> WHAT IS NEEDED: Skip the images; return every entry exactly.

━━━━

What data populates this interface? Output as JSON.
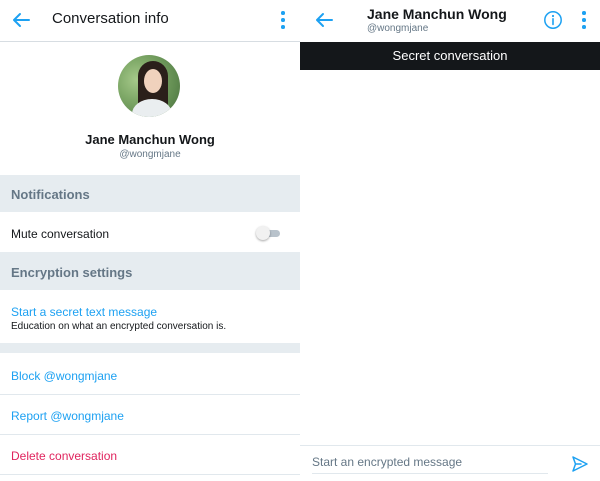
{
  "info_panel": {
    "title": "Conversation info",
    "profile": {
      "name": "Jane Manchun Wong",
      "handle": "@wongmjane"
    },
    "notifications": {
      "header": "Notifications",
      "mute_label": "Mute conversation",
      "mute_enabled": false
    },
    "encryption": {
      "header": "Encryption settings",
      "secret_label": "Start a secret text message",
      "secret_sub": "Education on what an encrypted conversation is."
    },
    "actions": {
      "block": "Block @wongmjane",
      "report": "Report @wongmjane",
      "delete": "Delete conversation"
    }
  },
  "chat_panel": {
    "name": "Jane Manchun Wong",
    "handle": "@wongmjane",
    "banner": "Secret conversation",
    "compose_placeholder": "Start an encrypted message"
  },
  "icons": {
    "back": "arrow-left-icon",
    "menu": "kebab-menu-icon",
    "info": "info-circle-icon",
    "send": "send-icon"
  },
  "colors": {
    "accent": "#1da1f2",
    "danger": "#e0245e",
    "section_bg": "#e6ecf0",
    "banner_bg": "#14171a"
  }
}
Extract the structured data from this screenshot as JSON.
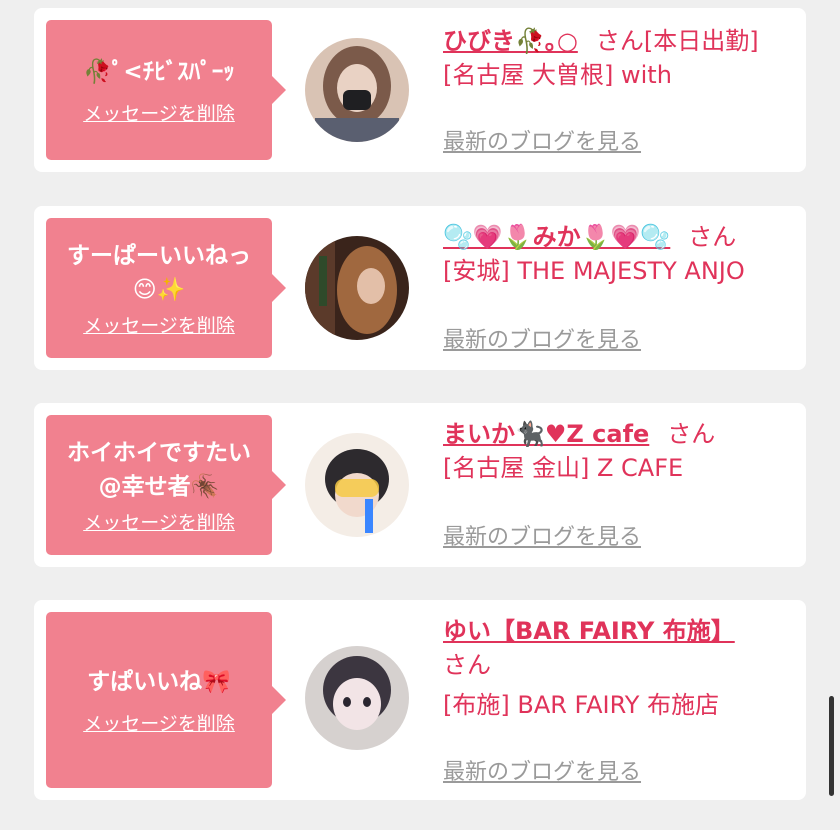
{
  "items": [
    {
      "message": "🥀ﾟ<ﾁﾋﾞｽﾊﾟｰｯ",
      "delete_label": "メッセージを削除",
      "name": "ひびき🥀｡○",
      "honorific": "さん",
      "status": "[本日出勤]",
      "shop": "[名古屋 大曽根] with",
      "blog_label": "最新のブログを見る",
      "avatar_colors": [
        "#d9c3b4",
        "#7b5a4a"
      ]
    },
    {
      "message": "すーぱーいいねっ😊✨",
      "delete_label": "メッセージを削除",
      "name": "🫧💗🌷みか🌷💗🫧",
      "honorific": "さん",
      "shop": "[安城] THE MAJESTY ANJO",
      "blog_label": "最新のブログを見る",
      "avatar_colors": [
        "#a0683f",
        "#3a241b"
      ]
    },
    {
      "message": "ホイホイですたい@幸せ者🪳",
      "delete_label": "メッセージを削除",
      "name": "まいか🐈‍⬛♥Z cafe",
      "honorific": "さん",
      "shop": "[名古屋 金山] Z CAFE",
      "blog_label": "最新のブログを見る",
      "avatar_colors": [
        "#f4ede6",
        "#2d2a2e"
      ]
    },
    {
      "message": "すぱいいね🎀",
      "delete_label": "メッセージを削除",
      "name": "ゆい【BAR FAIRY 布施】",
      "honorific": "さん",
      "shop": "[布施] BAR FAIRY 布施店",
      "blog_label": "最新のブログを見る",
      "avatar_colors": [
        "#d6d1cf",
        "#3c3640"
      ]
    }
  ]
}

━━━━

> OUTPUT FOR THIS EXERCISE:
What data populates this interface? Output as JSON.
{
  "info_panel": {
    "title": "Conversation info",
    "profile": {
      "name": "Jane Manchun Wong",
      "handle": "@wongmjane"
    },
    "notifications": {
      "header": "Notifications",
      "mute_label": "Mute conversation",
      "mute_enabled": false
    },
    "encryption": {
      "header": "Encryption settings",
      "secret_label": "Start a secret text message",
      "secret_sub": "Education on what an encrypted conversation is."
    },
    "actions": {
      "block": "Block @wongmjane",
      "report": "Report @wongmjane",
      "delete": "Delete conversation"
    }
  },
  "chat_panel": {
    "name": "Jane Manchun Wong",
    "handle": "@wongmjane",
    "banner": "Secret conversation",
    "compose_placeholder": "Start an encrypted message"
  },
  "icons": {
    "back": "arrow-left-icon",
    "menu": "kebab-menu-icon",
    "info": "info-circle-icon",
    "send": "send-icon"
  },
  "colors": {
    "accent": "#1da1f2",
    "danger": "#e0245e",
    "section_bg": "#e6ecf0",
    "banner_bg": "#14171a"
  }
}
Extract the structured data from this screenshot as JSON.
{
  "items": [
    {
      "message": "🥀ﾟ<ﾁﾋﾞｽﾊﾟｰｯ",
      "delete_label": "メッセージを削除",
      "name": "ひびき🥀｡○",
      "honorific": "さん",
      "status": "[本日出勤]",
      "shop": "[名古屋 大曽根] with",
      "blog_label": "最新のブログを見る",
      "avatar_colors": [
        "#d9c3b4",
        "#7b5a4a"
      ]
    },
    {
      "message": "すーぱーいいねっ😊✨",
      "delete_label": "メッセージを削除",
      "name": "🫧💗🌷みか🌷💗🫧",
      "honorific": "さん",
      "shop": "[安城] THE MAJESTY ANJO",
      "blog_label": "最新のブログを見る",
      "avatar_colors": [
        "#a0683f",
        "#3a241b"
      ]
    },
    {
      "message": "ホイホイですたい@幸せ者🪳",
      "delete_label": "メッセージを削除",
      "name": "まいか🐈‍⬛♥Z cafe",
      "honorific": "さん",
      "shop": "[名古屋 金山] Z CAFE",
      "blog_label": "最新のブログを見る",
      "avatar_colors": [
        "#f4ede6",
        "#2d2a2e"
      ]
    },
    {
      "message": "すぱいいね🎀",
      "delete_label": "メッセージを削除",
      "name": "ゆい【BAR FAIRY 布施】",
      "honorific": "さん",
      "shop": "[布施] BAR FAIRY 布施店",
      "blog_label": "最新のブログを見る",
      "avatar_colors": [
        "#d6d1cf",
        "#3c3640"
      ]
    }
  ]
}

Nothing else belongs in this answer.